While all of her personal achievements would be enough cause for celebration, Mrs. Lewis is primarily celebrated for her efforts to preserve and expose black art. She wrote and published several much-needed books on this subject, including a collection of art theory from various black artists (Black Artists on Art), a study of her beloved professor (The Art of Elizabeth Catlett), a children’s book created to heighten awareness for those outside of the academy (African American Art for Young People), and a textbook still used in modern studies of the field (African American art and artists.)
As if these contributions to the literary and academic community weren’t enough, Mrs. Lewis is also a founder and former curator of The Museum of African American Art in Los Angeles, one of the first museums to take up the task of responsibly and wholeheartedly engaging with and showcasing black art. She also collaborated with friends to open the Gallery at Scripps College, a project that allowed L.A. County residents to receive prints of high-quality artwork at affordable prices, yet again ensuring that traditional art became more accessible to black people. Through her successful labor in black art history and curating, Lewis transcended the mere role of an artist and began to provide possibilities for hundreds of others like her.
The work of Mrs. Lewis is directly in line with the characteristics of black Southern womanhood I most admire.
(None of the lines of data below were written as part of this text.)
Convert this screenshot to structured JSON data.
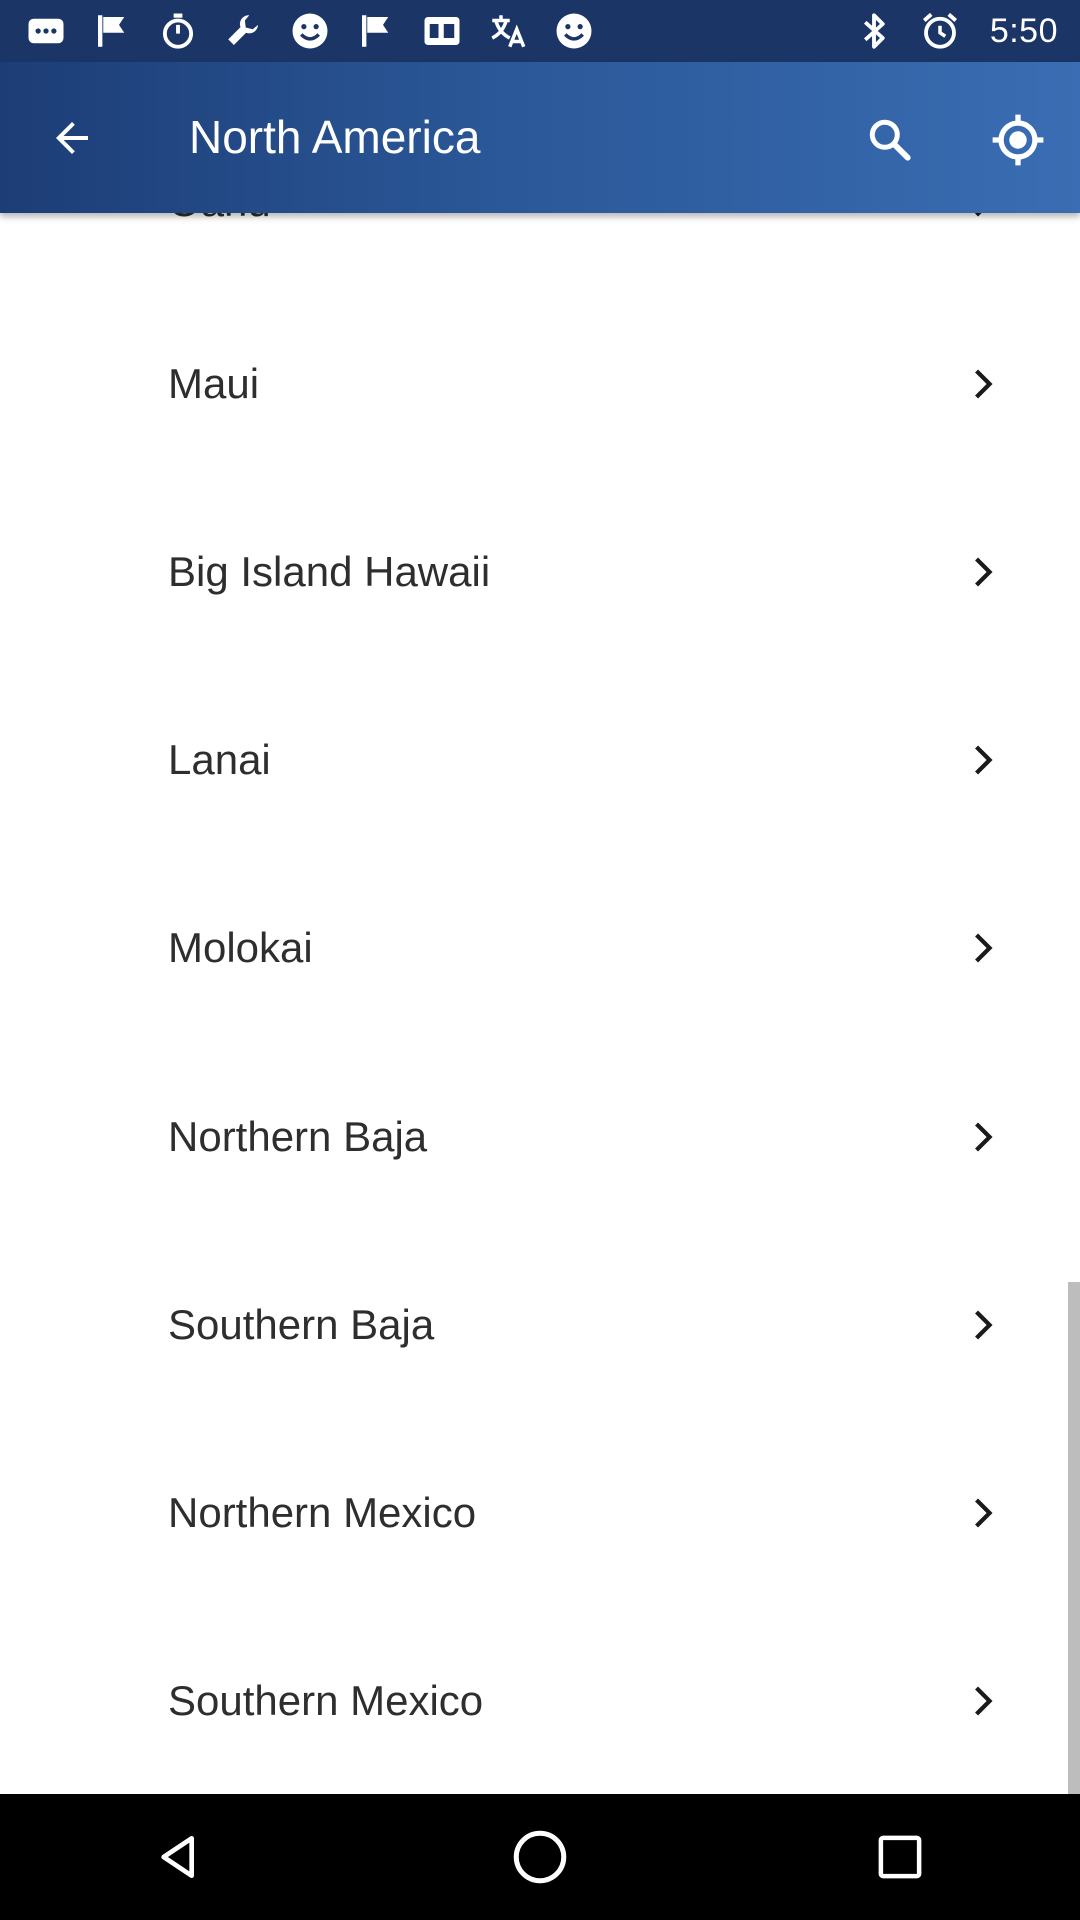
{
  "status_bar": {
    "time": "5:50",
    "left_icons": [
      "messages-icon",
      "flag-icon",
      "stopwatch-icon",
      "wrench-icon",
      "smiley-icon",
      "flag-icon",
      "qq-icon",
      "translate-icon",
      "smiley-icon"
    ],
    "right_icons": [
      "bluetooth-icon",
      "alarm-icon"
    ]
  },
  "app_bar": {
    "title": "North America",
    "back_icon": "arrow-back-icon",
    "search_icon": "search-icon",
    "location_icon": "my-location-icon"
  },
  "list": {
    "items": [
      {
        "label": "Oahu"
      },
      {
        "label": "Maui"
      },
      {
        "label": "Big Island Hawaii"
      },
      {
        "label": "Lanai"
      },
      {
        "label": "Molokai"
      },
      {
        "label": "Northern Baja"
      },
      {
        "label": "Southern Baja"
      },
      {
        "label": "Northern Mexico"
      },
      {
        "label": "Southern Mexico"
      }
    ]
  },
  "nav_bar": {
    "buttons": [
      "back-triangle-icon",
      "home-circle-icon",
      "recents-square-icon"
    ]
  },
  "colors": {
    "status_bar": "#1b3566",
    "app_bar_start": "#1d3d76",
    "app_bar_end": "#3a6db3",
    "text": "#2e2e2e",
    "nav_bar": "#000000"
  }
}
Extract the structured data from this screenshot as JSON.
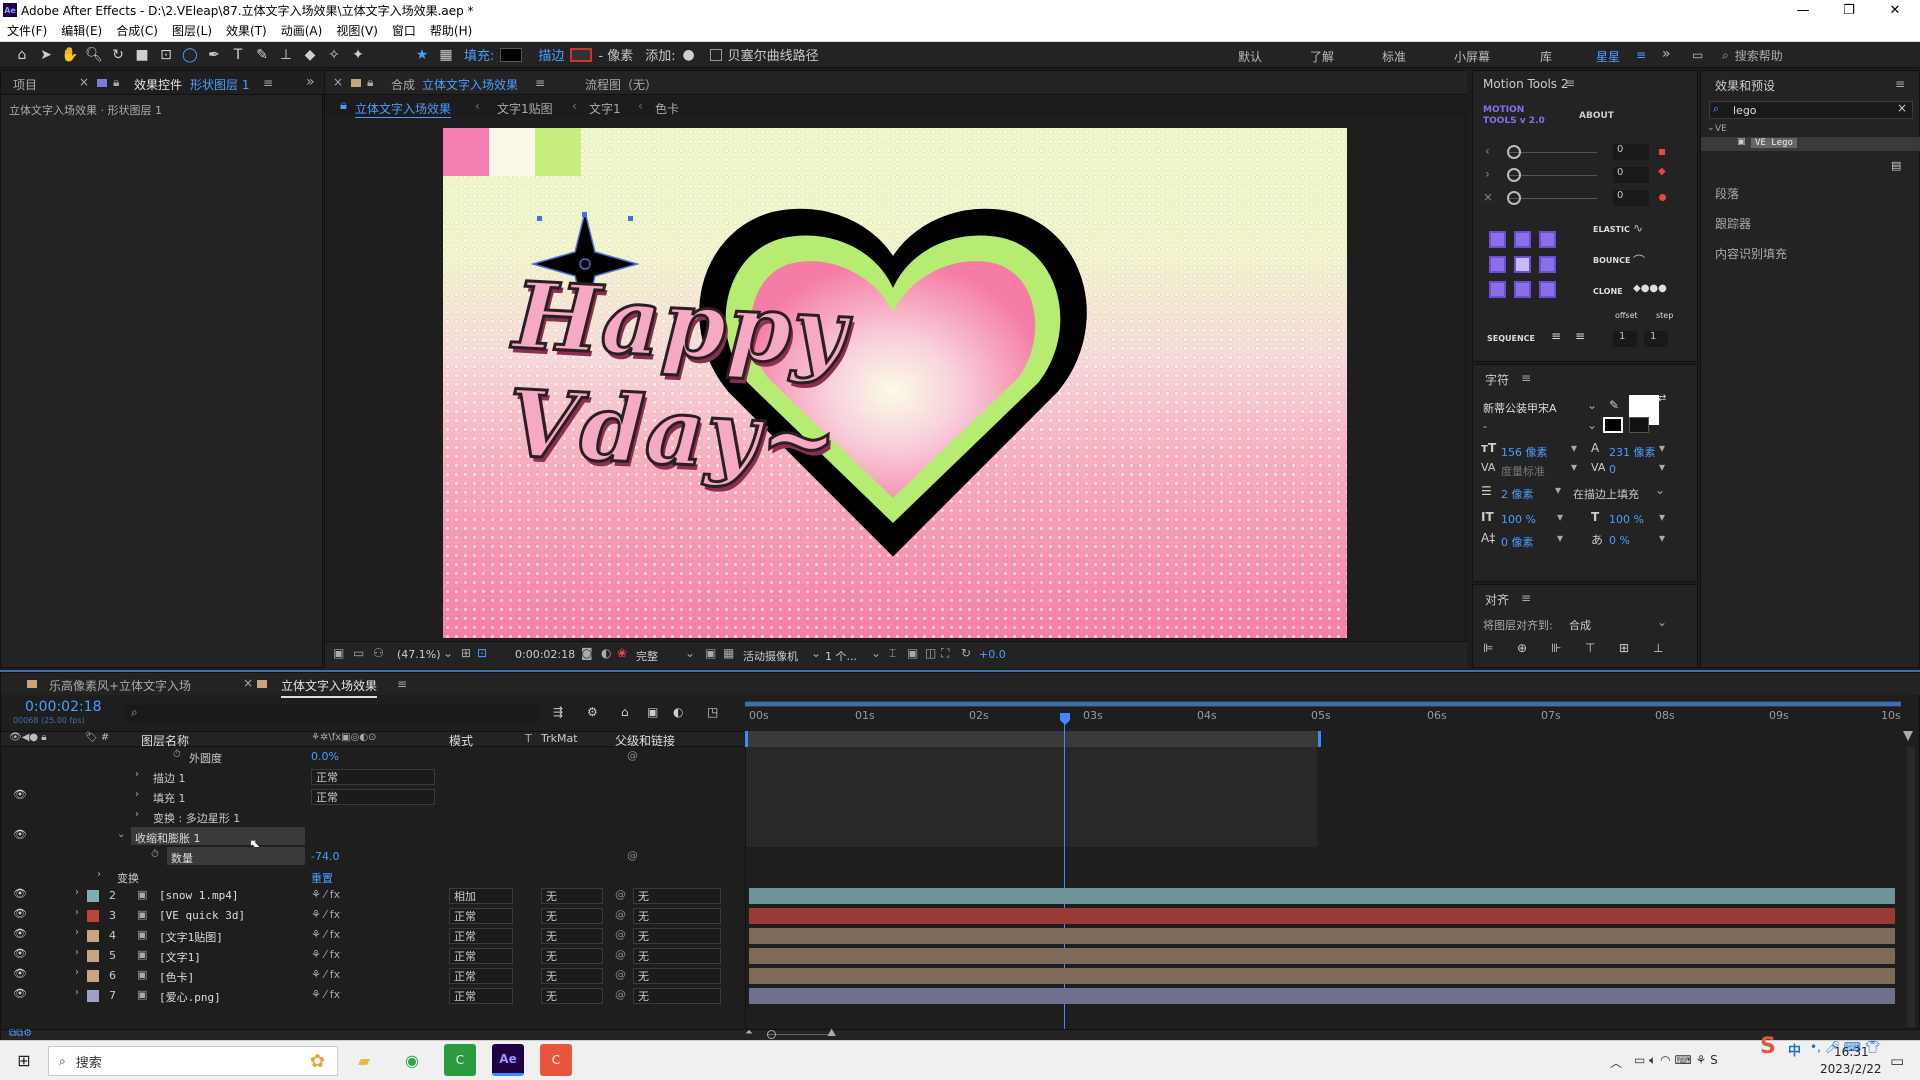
{
  "app": {
    "title": "Adobe After Effects - D:\\2.VEleap\\87.立体文字入场效果\\立体文字入场效果.aep *",
    "logo": "Ae"
  },
  "menu": [
    "文件(F)",
    "编辑(E)",
    "合成(C)",
    "图层(L)",
    "效果(T)",
    "动画(A)",
    "视图(V)",
    "窗口",
    "帮助(H)"
  ],
  "toolbar": {
    "fill_label": "填充:",
    "stroke_label": "描边",
    "stroke_unit": "- 像素",
    "add_label": "添加:",
    "bezier_label": "贝塞尔曲线路径"
  },
  "workspaces": [
    "默认",
    "了解",
    "标准",
    "小屏幕",
    "库",
    "星星"
  ],
  "search_help": "搜索帮助",
  "left_panel": {
    "tab_project": "项目",
    "tab_effects": "效果控件",
    "tab_effects_target": "形状图层 1",
    "breadcrumb": "立体文字入场效果 · 形状图层 1"
  },
  "comp_panel": {
    "tab_prefix": "合成",
    "tab_name": "立体文字入场效果",
    "flow_tab": "流程图（无）",
    "crumbs": [
      "立体文字入场效果",
      "文字1贴图",
      "文字1",
      "色卡"
    ],
    "zoom": "(47.1%)",
    "timecode": "0:00:02:18",
    "quality": "完整",
    "camera": "活动摄像机",
    "views": "1 个...",
    "exposure": "+0.0",
    "canvas_text": "Happy Vday~"
  },
  "motion_tools": {
    "title": "Motion Tools 2",
    "logo_line1": "MOTION",
    "logo_line2": "TOOLS v 2.0",
    "about": "ABOUT",
    "slider_values": [
      "0",
      "0",
      "0"
    ],
    "elastic": "ELASTIC",
    "bounce": "BOUNCE",
    "clone": "CLONE",
    "offset": "offset",
    "step": "step",
    "sequence": "SEQUENCE",
    "seq_values": [
      "1",
      "1"
    ]
  },
  "effects_presets": {
    "title": "效果和预设",
    "search_value": "lego",
    "folder": "VE",
    "item": "VE Lego",
    "sections": [
      "段落",
      "跟踪器",
      "内容识别填充"
    ]
  },
  "character": {
    "title": "字符",
    "font": "新蒂公装甲宋A",
    "style": "-",
    "size": "156 像素",
    "leading": "231 像素",
    "kerning": "度量标准",
    "tracking": "0",
    "stroke_w": "2 像素",
    "stroke_mode": "在描边上填充",
    "vscale": "100 %",
    "hscale": "100 %",
    "baseline": "0 像素",
    "tsume": "0 %"
  },
  "align": {
    "title": "对齐",
    "align_to_label": "将图层对齐到:",
    "align_to": "合成"
  },
  "timeline": {
    "tab_other": "乐高像素风+立体文字入场",
    "tab_active": "立体文字入场效果",
    "timecode": "0:00:02:18",
    "fps": "00068 (25.00 fps)",
    "col_name": "图层名称",
    "col_mode": "模式",
    "col_t": "T",
    "col_trkmat": "TrkMat",
    "col_parent": "父级和链接",
    "ruler": [
      "00s",
      "01s",
      "02s",
      "03s",
      "04s",
      "05s",
      "06s",
      "07s",
      "08s",
      "09s",
      "10s"
    ],
    "props": [
      {
        "label": "外圆度",
        "value": "0.0%"
      },
      {
        "label": "描边 1",
        "value": "正常"
      },
      {
        "label": "填充 1",
        "value": "正常"
      },
      {
        "label": "变换 : 多边星形 1",
        "value": ""
      },
      {
        "label": "收缩和膨胀 1",
        "value": ""
      },
      {
        "label": "数量",
        "value": "-74.0"
      },
      {
        "label": "变换",
        "value": "重置"
      }
    ],
    "layers": [
      {
        "num": "2",
        "name": "[snow 1.mp4]",
        "mode": "相加",
        "trk": "无",
        "parent": "无",
        "color": "#7ab0b5",
        "bar": "#6e9497"
      },
      {
        "num": "3",
        "name": "[VE quick 3d]",
        "mode": "正常",
        "trk": "无",
        "parent": "无",
        "color": "#c0433a",
        "bar": "#9a3a34"
      },
      {
        "num": "4",
        "name": "[文字1贴图]",
        "mode": "正常",
        "trk": "无",
        "parent": "无",
        "color": "#c7a580",
        "bar": "#7d6a58"
      },
      {
        "num": "5",
        "name": "[文字1]",
        "mode": "正常",
        "trk": "无",
        "parent": "无",
        "color": "#c7a580",
        "bar": "#7d6a58"
      },
      {
        "num": "6",
        "name": "[色卡]",
        "mode": "正常",
        "trk": "无",
        "parent": "无",
        "color": "#c7a580",
        "bar": "#7d6a58"
      },
      {
        "num": "7",
        "name": "[爱心.png]",
        "mode": "正常",
        "trk": "无",
        "parent": "无",
        "color": "#9fa0c8",
        "bar": "#6f6f8e"
      }
    ]
  },
  "taskbar": {
    "search": "搜索",
    "time": "16:31",
    "date": "2023/2/22",
    "ime": "中"
  },
  "colors": {
    "accent": "#4a9eff",
    "playhead": "#3b8cff"
  }
}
In most cases, mere exceptionalism has never been the final accomplishment of women predisposed to putting others before themselves—in many ways, we don’t feel accomplished unless we’ve made room for others and ourselves. Samella Lewis is a prime example of how it is not enough to make space for yourself, because that space can easily be usurped or forgotten after you’ve stopped creating. When you provide arenas for others to be noticed and appreciated, however, it makes it impossible for your work and/or activism to end with yourself. The goal of ensuring the continuation of black art is something we take seriously here at 2BG, and we hope that by following the lead of artists like art-influencers like Samella Lewis, we too can uplift more than just ourselves.